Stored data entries
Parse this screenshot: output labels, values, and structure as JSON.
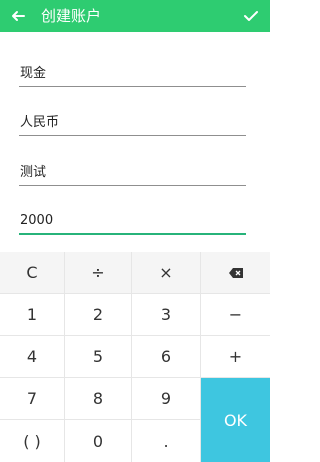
{
  "appbar": {
    "title": "创建账户",
    "back_icon": "arrow-left-icon",
    "confirm_icon": "check-icon",
    "color": "#2ecc71"
  },
  "form": {
    "fields": [
      {
        "name": "account-type-field",
        "value": "现金"
      },
      {
        "name": "currency-field",
        "value": "人民币"
      },
      {
        "name": "account-name-field",
        "value": "测试"
      },
      {
        "name": "balance-field",
        "value": "2000"
      }
    ]
  },
  "keypad": {
    "rows": [
      [
        "C",
        "÷",
        "×",
        "backspace-icon"
      ],
      [
        "1",
        "2",
        "3",
        "−"
      ],
      [
        "4",
        "5",
        "6",
        "+"
      ],
      [
        "7",
        "8",
        "9",
        "OK"
      ],
      [
        "( )",
        "0",
        "."
      ]
    ],
    "ok_color": "#3ec6e0"
  }
}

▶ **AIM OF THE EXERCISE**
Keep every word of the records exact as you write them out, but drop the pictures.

▶ **EXPECTED ANSWER**
Parse this screenshot: output labels, values, and structure as JSON.
{
  "appbar": {
    "title": "创建账户",
    "back_icon": "arrow-left-icon",
    "confirm_icon": "check-icon",
    "color": "#2ecc71"
  },
  "form": {
    "fields": [
      {
        "name": "account-type-field",
        "value": "现金"
      },
      {
        "name": "currency-field",
        "value": "人民币"
      },
      {
        "name": "account-name-field",
        "value": "测试"
      },
      {
        "name": "balance-field",
        "value": "2000"
      }
    ]
  },
  "keypad": {
    "rows": [
      [
        "C",
        "÷",
        "×",
        "backspace-icon"
      ],
      [
        "1",
        "2",
        "3",
        "−"
      ],
      [
        "4",
        "5",
        "6",
        "+"
      ],
      [
        "7",
        "8",
        "9",
        "OK"
      ],
      [
        "( )",
        "0",
        "."
      ]
    ],
    "ok_color": "#3ec6e0"
  }
}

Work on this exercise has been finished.